Of all the different coffee brewing methods, perhaps one of the most enduring is the classic French press, also known as the cafetiere or press pot. It’s the peanut-butter-and-jelly sandwich of coffee brewers—dependable, utilitarian and affordable. Now ubiquitous in homes across the world, the French press actually has quite a convoluted past, including its invention—by an Italian, technically.
The history of the French press is shrouded in a good deal of mystery. While a patent for its initial design was made by Frenchmen Mayer and Delforge, the first patent of a French press similar to today’s model was made by the Italians Attilio Calimani and Giulio Moneta in 1929. Over subsequent years, Calimani and Moneta gradually perfected their device, adding, among other refinements, a spring that wrapped around the plunger discs to hold them flush with the cylinder.
This new coffee maker caught on quickly and helped—together with the new percolator—to send more highbrow brewing methods (Chemex, vacuum pot) into a slow decline, but it wasn’t until the Swiss Faliero Bondanini made several adjustments to its design that it achieved iconic status and, in fact, the basic design formula it still employs today. Bondanini used these modifications to patent his own version in 1958, calling it a Chambord, and began manufacturing it in a French clarinet factory (hence the name). Due to Bondanini’s work—and perhaps also due to its inclusion in the 1965 Michael Caine film The Ipcress File—the popularity of the French press grew. Danish tableware and kitchenware company Bodum eventually bought the company and began manufacturing its own version of the product.
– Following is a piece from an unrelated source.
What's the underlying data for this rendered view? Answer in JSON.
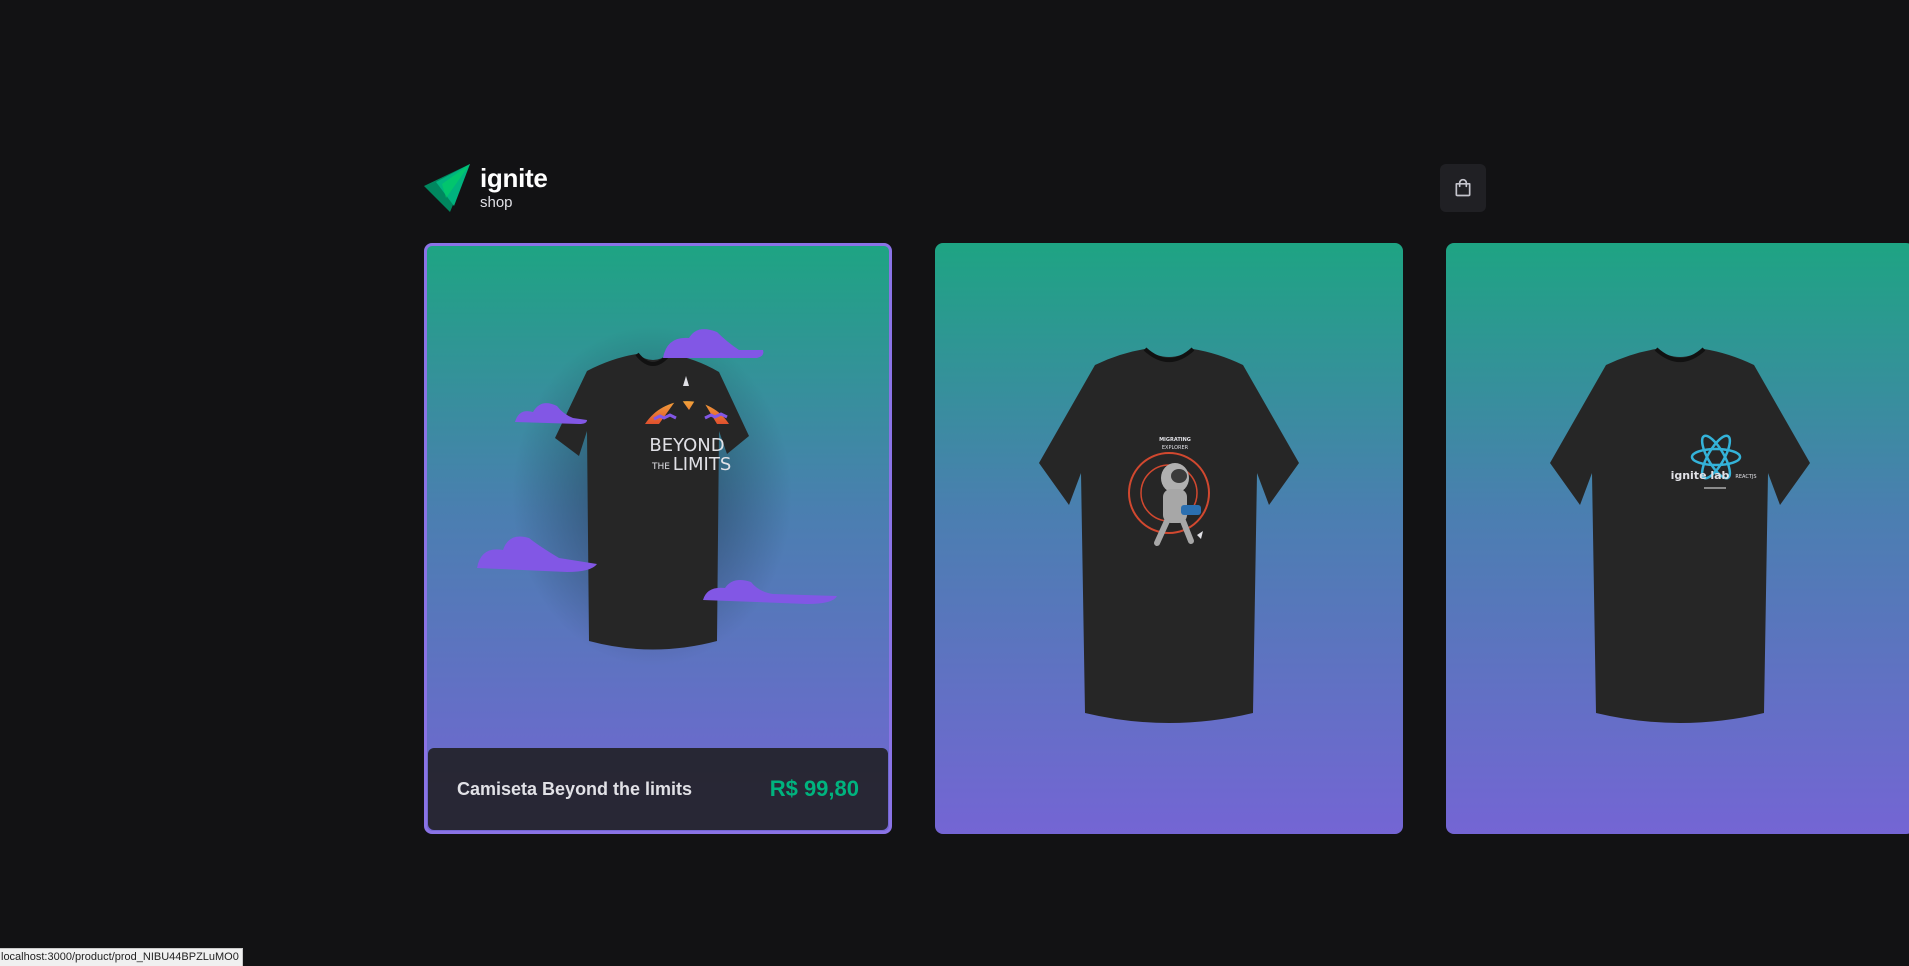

The Essence of French Press
Perhaps the most famous quality of French press brewing is what is called “mouth feel” or the presence of “grit” or “sand” in the finished product. The press’ famous metal filter, while straining out the bulk of the coffee grounds, has comparatively larger holes than most other filters, thus admitting a healthy dose of grounds into the final cup. For this reason, many avoid the French press altogether; others, however, embrace the more extreme mouth feel and resulting robust brew. The filter’s larger holes make a coarser grind of coffee ideal for this method of brewing.
How To Brew A Perfect French Press
- Grind the beans. Grind should be quite coarse; if the grind is too fine, the water will extract the coffee too quickly. (While not a problem with other full-immersion brewers, the metal mesh filter of the French press will allow an unpalatable amount of grit into the cup.
- Start with a ratio of 15 grams of ground coffee per every 225 grams of water; adjust on subsequent brewing events by adding more coffee or using less water until you find the perfect match for your tastes.
- Allow the boiled water to rest for 45 seconds after boiling to reach an approximate brew temperature of 195 degrees Fahrenheit.
- Add ground coffee into the carafe. Add the water slowly, ensuring that you saturate all of the grounds. Add twice the amount of water as coffee (ratio of 2:1) to create the bloom or preinfusion. Allow to steep for 30 seconds.
- Stir gently, then add the rest of the water and position the plunger atop the carafe, covering the brewing grounds (do not plunge yet).
- Brewing time ranges from 3 to 5 minutes; start with 4 minutes and adjust in future to taste. Depress plunger slowly and delicately right down to the bottom.
- Pour brew into the cup carefully, so as to avoid agitating the coffee resting at the bottom.